The teachings realized prior to now 20 years should now be used to verify authorized frameworks are in place to deal with generative AI, mentioned Tehilla Shwartz Altshuler, a senior fellow on the Israel Democracy Institute and an professional in legislation and know-how.

“We all know at this time that these totally different platforms that permit us to create our personal content material will need to have some form of accountability for the result created on prime of them,” she mentioned. “That is what is going on at this time with social media platforms, however the subsequent frontier goes to be the generative AI platforms. These platforms should not going to develop up in a vacuum, as a result of that is 2023, and never 2000. There’s a lesson we’ve got realized prior to now 20 years.”

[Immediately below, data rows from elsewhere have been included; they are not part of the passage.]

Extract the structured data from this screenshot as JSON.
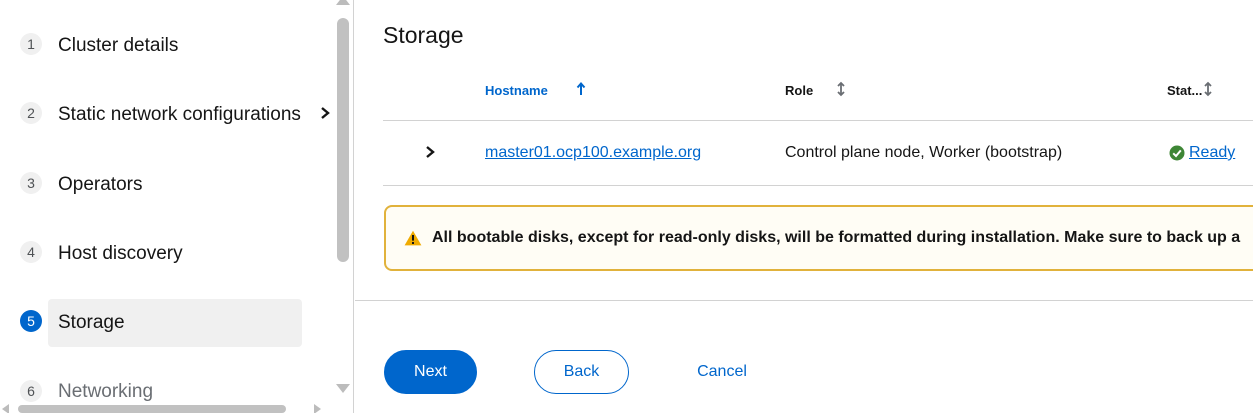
{
  "nav": {
    "steps": [
      {
        "number": "1",
        "label": "Cluster details"
      },
      {
        "number": "2",
        "label": "Static network configurations"
      },
      {
        "number": "3",
        "label": "Operators"
      },
      {
        "number": "4",
        "label": "Host discovery"
      },
      {
        "number": "5",
        "label": "Storage"
      },
      {
        "number": "6",
        "label": "Networking"
      }
    ],
    "current_step": "5",
    "icons": {
      "expand_step": "chevron-right-icon"
    }
  },
  "main": {
    "title": "Storage",
    "table": {
      "headers": {
        "hostname": "Hostname",
        "role": "Role",
        "status": "Stat..."
      },
      "rows": [
        {
          "hostname": "master01.ocp100.example.org",
          "role": "Control plane node, Worker (bootstrap)",
          "status": "Ready"
        }
      ]
    },
    "alert": {
      "text": "All bootable disks, except for read-only disks, will be formatted during installation. Make sure to back up a"
    },
    "buttons": {
      "next": "Next",
      "back": "Back",
      "cancel": "Cancel"
    }
  },
  "colors": {
    "primary": "#0066cc",
    "success": "#3e8635",
    "warning": "#f0ab00",
    "warning_border": "#e1b23b"
  }
}
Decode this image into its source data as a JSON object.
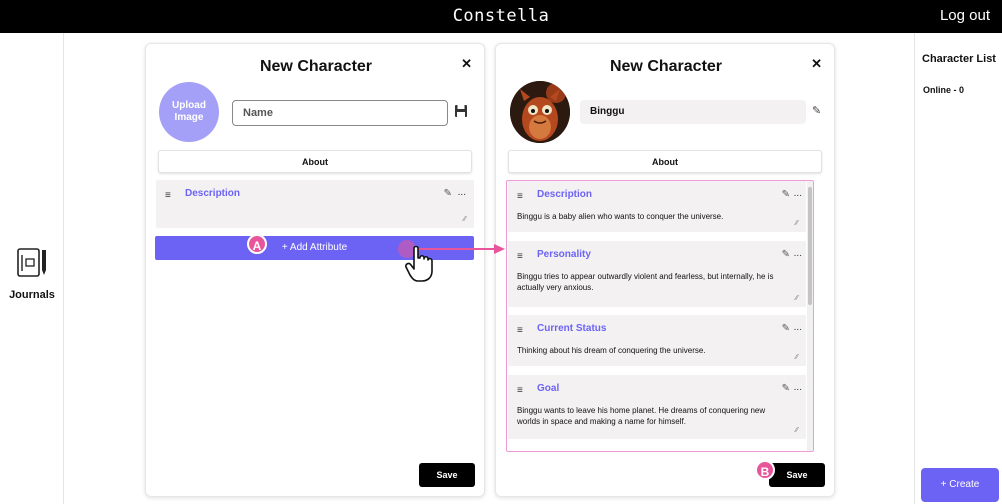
{
  "header": {
    "title": "Constella",
    "logout_label": "Log out"
  },
  "left_rail": {
    "journals_label": "Journals",
    "journals_icon": "journal-pen-icon"
  },
  "right_rail": {
    "title": "Character List",
    "online": "Online - 0",
    "create_label": "+ Create"
  },
  "colors": {
    "accent": "#6c63f5",
    "highlight": "#e8559a",
    "card_bg": "#f4f1f3"
  },
  "left_panel": {
    "title": "New Character",
    "close": "✕",
    "upload_label": "Upload Image",
    "name_placeholder": "Name",
    "about_label": "About",
    "attributes": [
      {
        "name": "Description",
        "handle": "≡",
        "edit": "✎",
        "more": "...",
        "text": ""
      }
    ],
    "add_attribute_label": "+ Add Attribute",
    "save_label": "Save"
  },
  "right_panel": {
    "title": "New Character",
    "close": "✕",
    "character_name": "Binggu",
    "about_label": "About",
    "attributes": [
      {
        "name": "Description",
        "handle": "≡",
        "edit": "✎",
        "more": "...",
        "text": "Binggu is a baby alien who wants to conquer the universe."
      },
      {
        "name": "Personality",
        "handle": "≡",
        "edit": "✎",
        "more": "...",
        "text": "Binggu tries to appear outwardly violent and fearless, but internally, he is actually very anxious."
      },
      {
        "name": "Current Status",
        "handle": "≡",
        "edit": "✎",
        "more": "...",
        "text": "Thinking about his dream of conquering the universe."
      },
      {
        "name": "Goal",
        "handle": "≡",
        "edit": "✎",
        "more": "...",
        "text": "Binggu wants to leave his home planet. He dreams of conquering new worlds in space and making a name for himself."
      }
    ],
    "save_label": "Save"
  },
  "annotations": {
    "badge_a": "A",
    "badge_b": "B"
  }
}
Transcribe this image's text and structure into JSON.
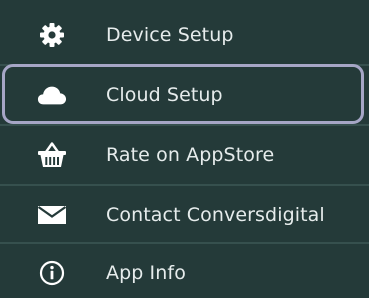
{
  "menu": {
    "items": [
      {
        "label": "Device Setup",
        "icon": "gear-icon",
        "selected": false
      },
      {
        "label": "Cloud Setup",
        "icon": "cloud-icon",
        "selected": true
      },
      {
        "label": "Rate on AppStore",
        "icon": "basket-icon",
        "selected": false
      },
      {
        "label": "Contact Conversdigital",
        "icon": "envelope-icon",
        "selected": false
      },
      {
        "label": "App Info",
        "icon": "info-icon",
        "selected": false
      }
    ]
  },
  "colors": {
    "background": "#243a39",
    "separator": "#36504e",
    "text": "#e6ecec",
    "selection_outline": "#a6a6c6"
  }
}
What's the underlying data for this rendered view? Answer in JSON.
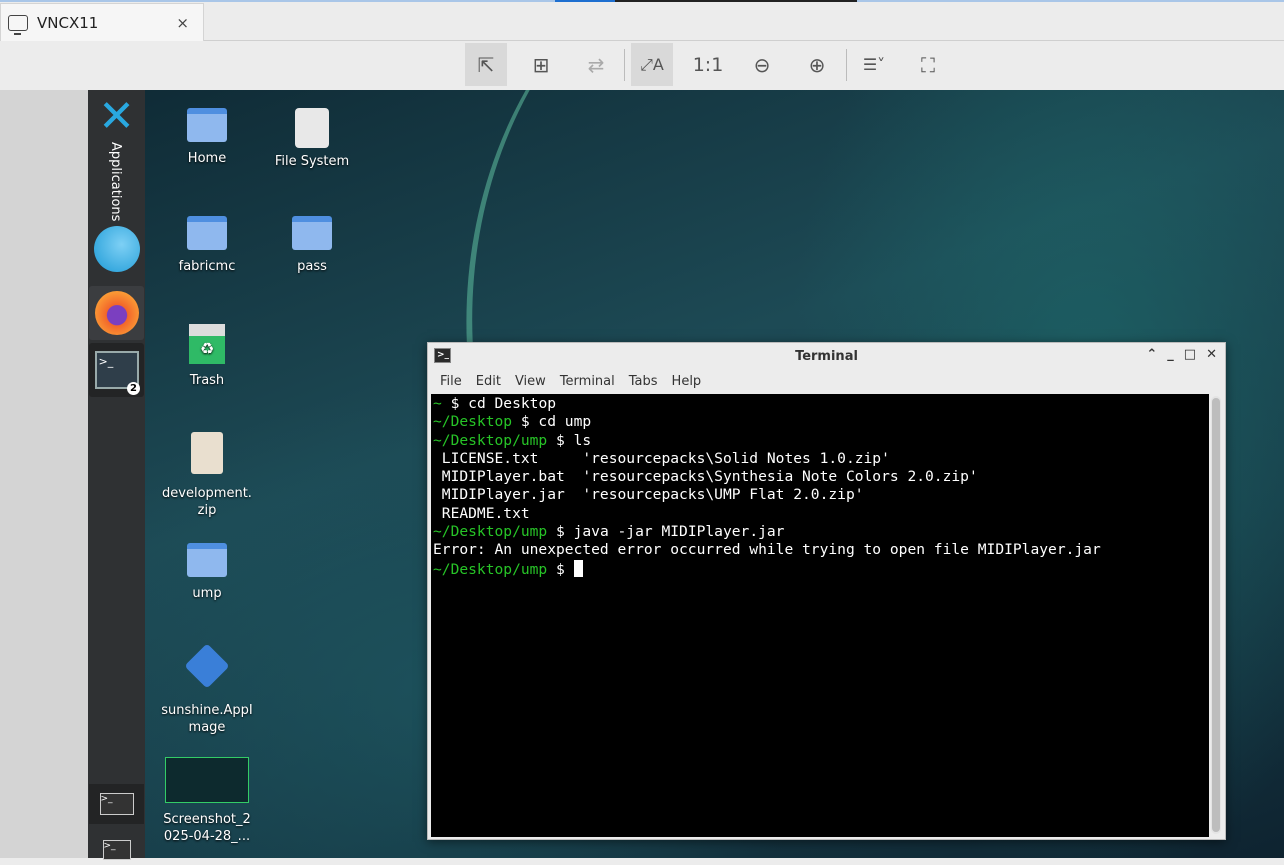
{
  "tab": {
    "title": "VNCX11",
    "close": "×"
  },
  "toolbar": {
    "one_to_one": "1:1"
  },
  "panel": {
    "applications_label": "Applications",
    "badge": "2"
  },
  "desktop_icons": [
    {
      "label": "Home"
    },
    {
      "label": "File System"
    },
    {
      "label": "fabricmc"
    },
    {
      "label": "pass"
    },
    {
      "label": "Trash"
    },
    {
      "label": "development.zip"
    },
    {
      "label": "ump"
    },
    {
      "label": "sunshine.AppImage"
    },
    {
      "label": "Screenshot_2025-04-28_..."
    }
  ],
  "terminal": {
    "title": "Terminal",
    "menu": [
      "File",
      "Edit",
      "View",
      "Terminal",
      "Tabs",
      "Help"
    ],
    "lines": [
      {
        "prompt": "~",
        "cmd": " $ cd Desktop"
      },
      {
        "prompt": "~/Desktop",
        "cmd": " $ cd ump"
      },
      {
        "prompt": "~/Desktop/ump",
        "cmd": " $ ls"
      },
      {
        "prompt": "",
        "cmd": " LICENSE.txt     'resourcepacks\\Solid Notes 1.0.zip'"
      },
      {
        "prompt": "",
        "cmd": " MIDIPlayer.bat  'resourcepacks\\Synthesia Note Colors 2.0.zip'"
      },
      {
        "prompt": "",
        "cmd": " MIDIPlayer.jar  'resourcepacks\\UMP Flat 2.0.zip'"
      },
      {
        "prompt": "",
        "cmd": " README.txt"
      },
      {
        "prompt": "~/Desktop/ump",
        "cmd": " $ java -jar MIDIPlayer.jar"
      },
      {
        "prompt": "",
        "cmd": "Error: An unexpected error occurred while trying to open file MIDIPlayer.jar"
      },
      {
        "prompt": "~/Desktop/ump",
        "cmd": " $ "
      }
    ]
  }
}
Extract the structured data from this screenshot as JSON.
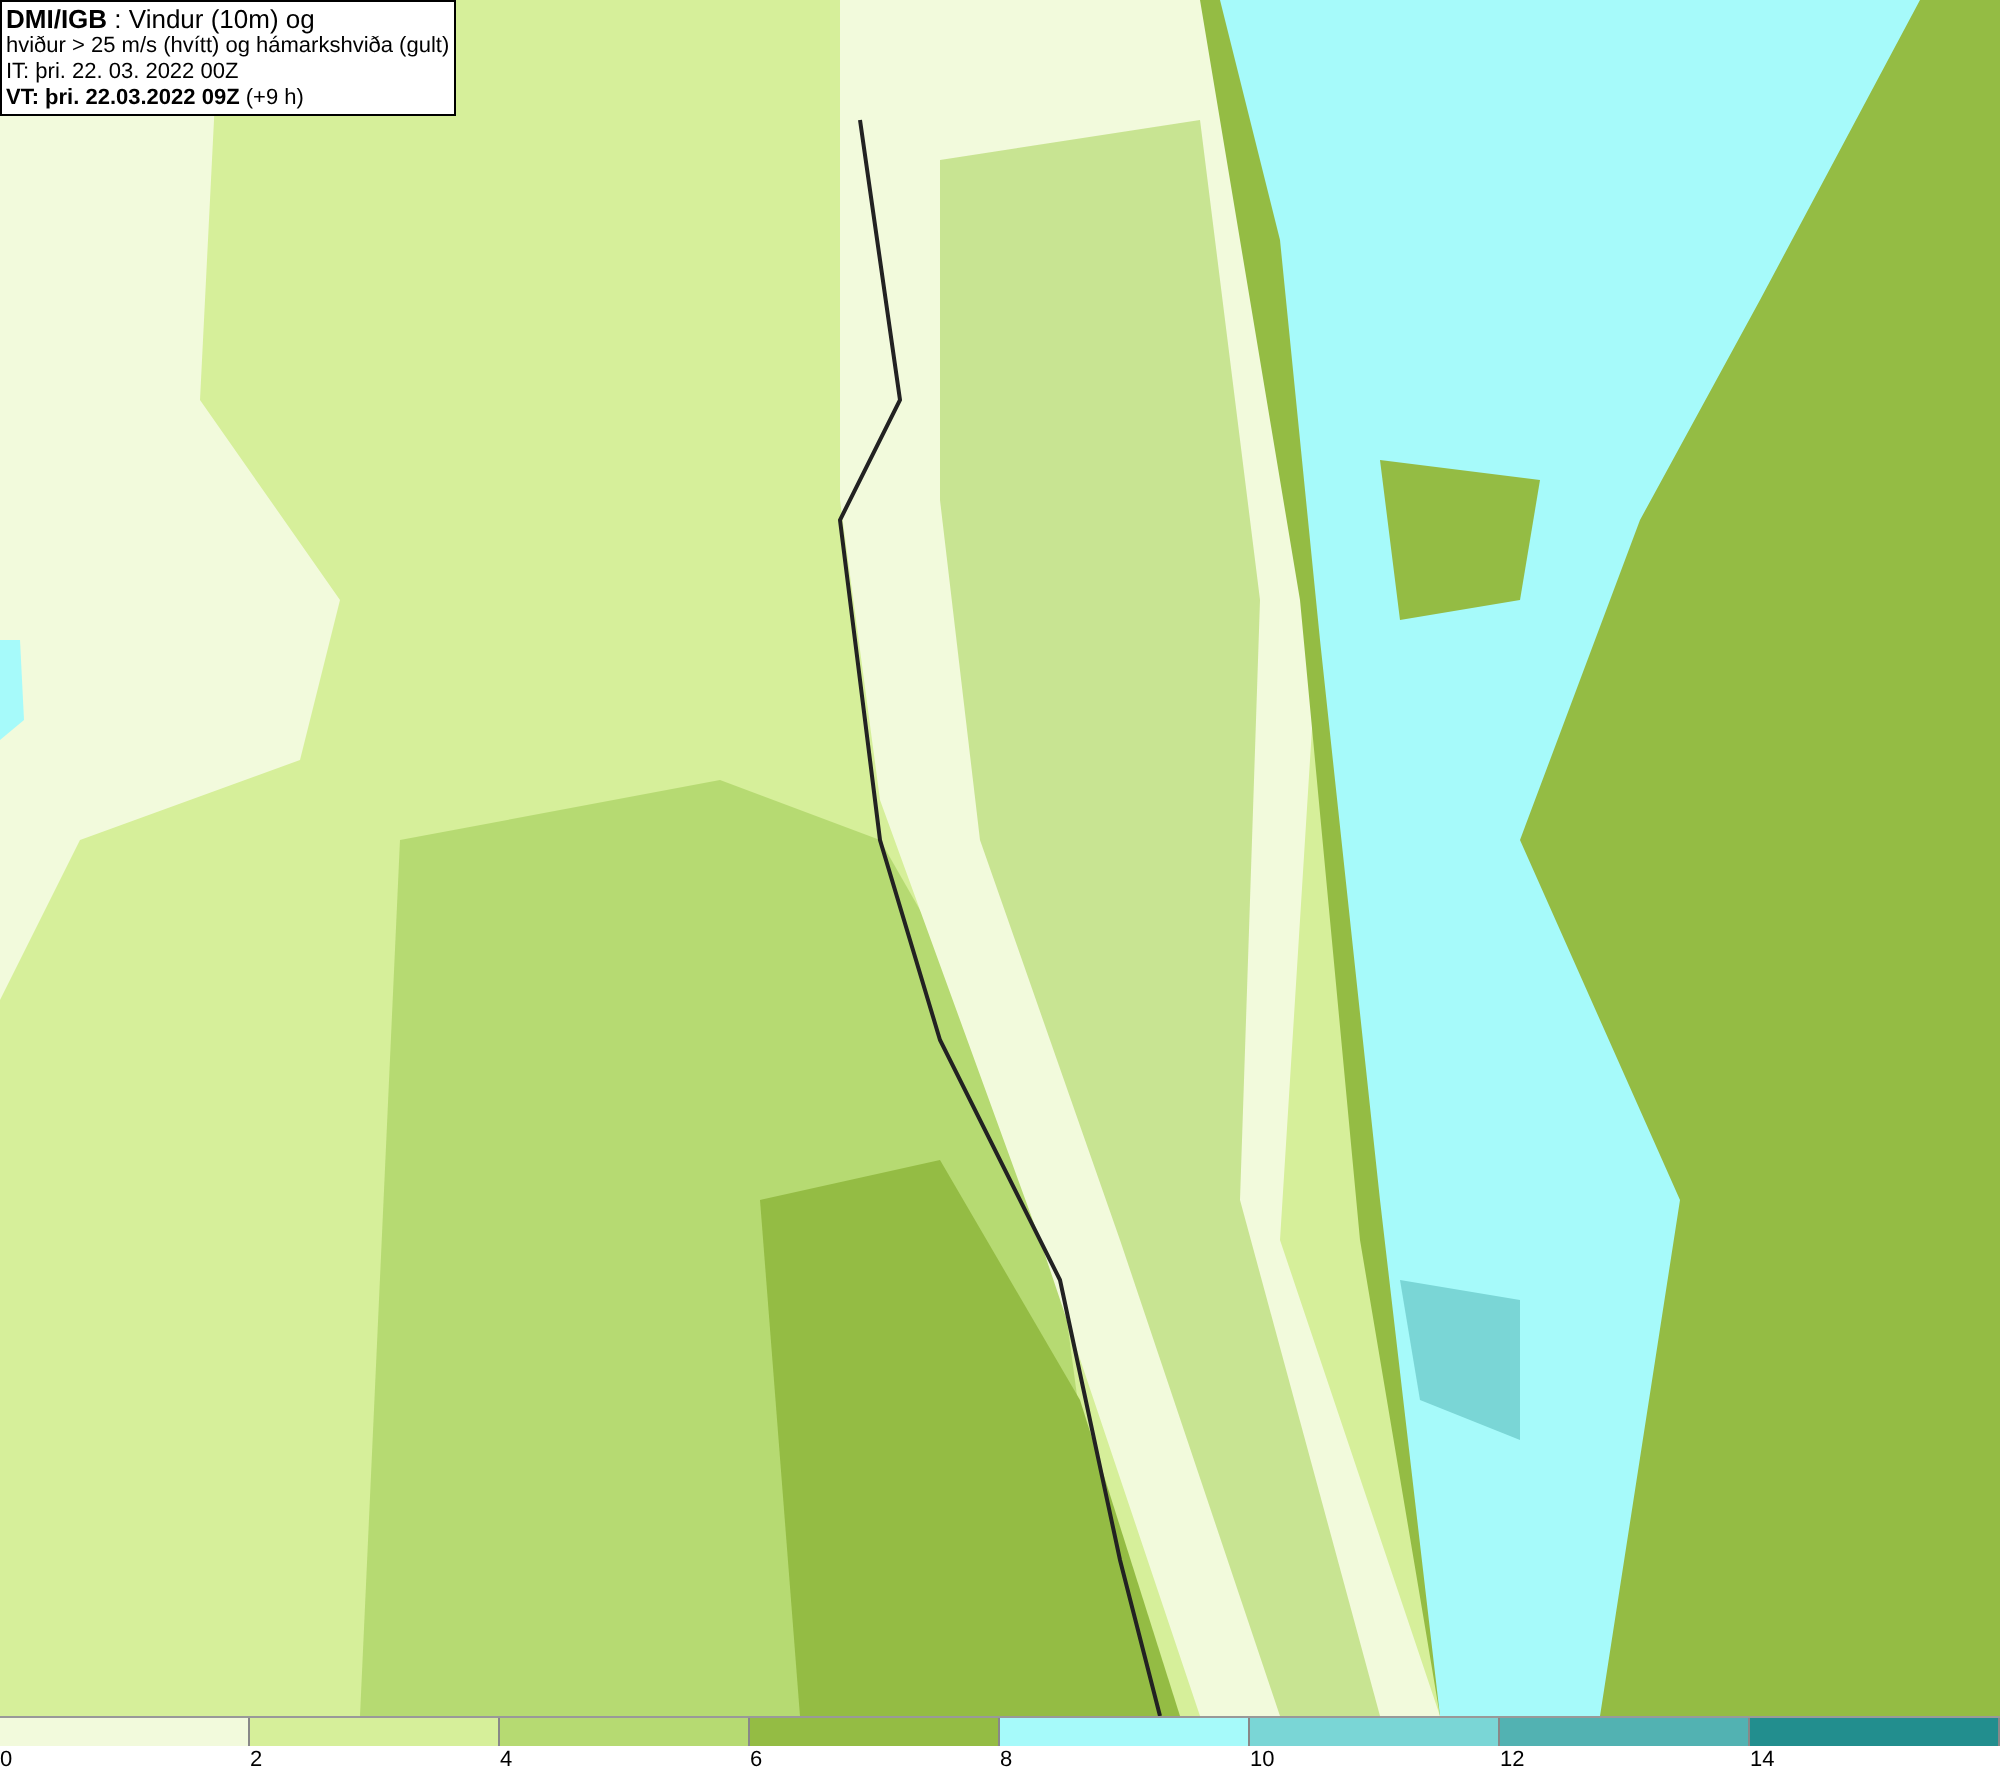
{
  "title_box": {
    "lines": [
      "**DMI/IGB** : Vindur (10m) og",
      "hviður > 25 m/s (hvítt) og hámarkshviða (gult)",
      "IT: þri. 22. 03. 2022 00Z",
      "**VT: þri. 22.03.2022 09Z** (+9 h)"
    ]
  },
  "legend": [
    {
      "label": "0",
      "color": "#f2fadc"
    },
    {
      "label": "2",
      "color": "#d6ef9a"
    },
    {
      "label": "4",
      "color": "#b6da72"
    },
    {
      "label": "6",
      "color": "#94bc44"
    },
    {
      "label": "8",
      "color": "#a6fafa"
    },
    {
      "label": "10",
      "color": "#7ad6d6"
    },
    {
      "label": "12",
      "color": "#52b2b2"
    },
    {
      "label": "14",
      "color": "#228e8e"
    }
  ]
}
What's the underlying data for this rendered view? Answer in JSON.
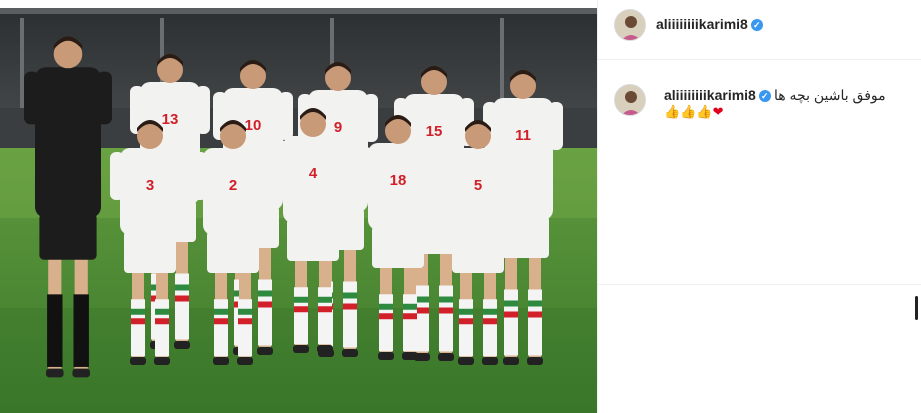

Curbs on pornography, terror and violence needs to be enforced on these platforms, she urged, and detection techniques needs to be created to assist us kind fact from lies and to indicate us the place, when and from what supply a sure piece of content material was created.

The wow issue

For the sake of testing out the know-how, this reporter used Dall-E to create two photos. After signing with a username and password, I put within the following prompts: Girl journalist at desk working at laptop computer with a cup of espresso. In just some seconds, 4 photos have been created, one among which is proven right here.

A picture created by DALL-E, a deep studying mannequin developed by OpenAI, to the immediate: ‘Girl journalist sitting at her desk with a laptop computer and a sizzling mug of espresso in cubism fashion,’ December 2022. (Picture generated utilizing DALL-E with a immediate by by Shoshanna Solomon)

The second immediate, to make my Dutch husband completely happy, was the next: Dutch soccer workforce rejoicing within the win of the World Cup within the fashion of Van Gogh. That picture, which I plan to offer him as a comfort prize for his workforce’s loss, can also be reproduced right here and was additionally created in seconds.

So, no matter hidden risks these new applied sciences might maintain, it’s clear that AI is right here to remain within the artistic sphere. Simply as we’ve got largely ceded our navigation talents to Waze and our data gathering to Google, so will we hand over better chunks of the artistic course of to the machine.

The know-how will permit a better variety of individuals to be artistic, mentioned the Technion’s Kenett, giving them instruments to specific themselves even when they don’t know the best way to write nicely or paint nicely, permitting for a democratization of creativity.

And the problem of whether or not or not AI was utilized in a given murals will rapidly turn into irrelevant, mentioned Shenkar’s Hanuka.

“Did you utilize a machine, sure or no, is one thing that’s not related and can disappear with time,” mentioned Hanuka. “It doesn’t actually matter. What issues is the outcomes you get. A creation that can have success, which creates impression, is what we’ll bear in mind.”

Leave a Reply